(Website and app data records)
_____

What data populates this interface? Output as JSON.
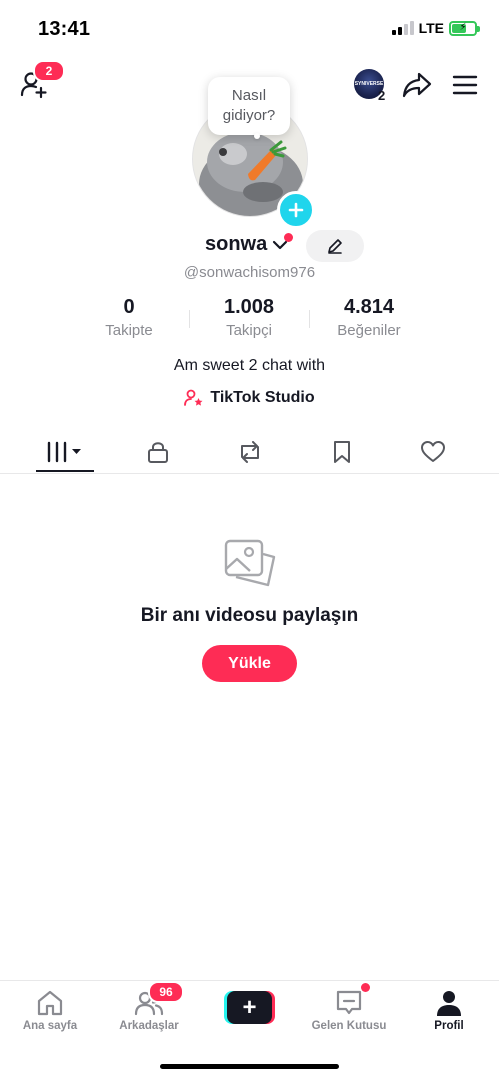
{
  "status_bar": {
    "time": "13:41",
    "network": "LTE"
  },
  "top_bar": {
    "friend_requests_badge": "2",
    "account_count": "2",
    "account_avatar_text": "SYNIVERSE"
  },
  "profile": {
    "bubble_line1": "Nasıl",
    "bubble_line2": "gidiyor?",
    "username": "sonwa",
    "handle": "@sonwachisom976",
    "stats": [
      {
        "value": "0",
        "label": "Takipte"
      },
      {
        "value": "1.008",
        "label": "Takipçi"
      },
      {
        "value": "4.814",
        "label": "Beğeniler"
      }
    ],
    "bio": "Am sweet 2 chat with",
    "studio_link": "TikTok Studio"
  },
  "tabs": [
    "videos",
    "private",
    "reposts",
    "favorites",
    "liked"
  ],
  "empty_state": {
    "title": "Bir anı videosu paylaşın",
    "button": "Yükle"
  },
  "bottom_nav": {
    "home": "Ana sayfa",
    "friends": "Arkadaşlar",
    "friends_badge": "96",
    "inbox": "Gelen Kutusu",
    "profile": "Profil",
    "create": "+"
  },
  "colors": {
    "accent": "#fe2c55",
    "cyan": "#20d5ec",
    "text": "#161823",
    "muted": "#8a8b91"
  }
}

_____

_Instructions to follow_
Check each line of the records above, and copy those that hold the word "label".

_Your response_
        "label": "Takipte"
        "label": "Takipçi"
        "label": "Beğeniler"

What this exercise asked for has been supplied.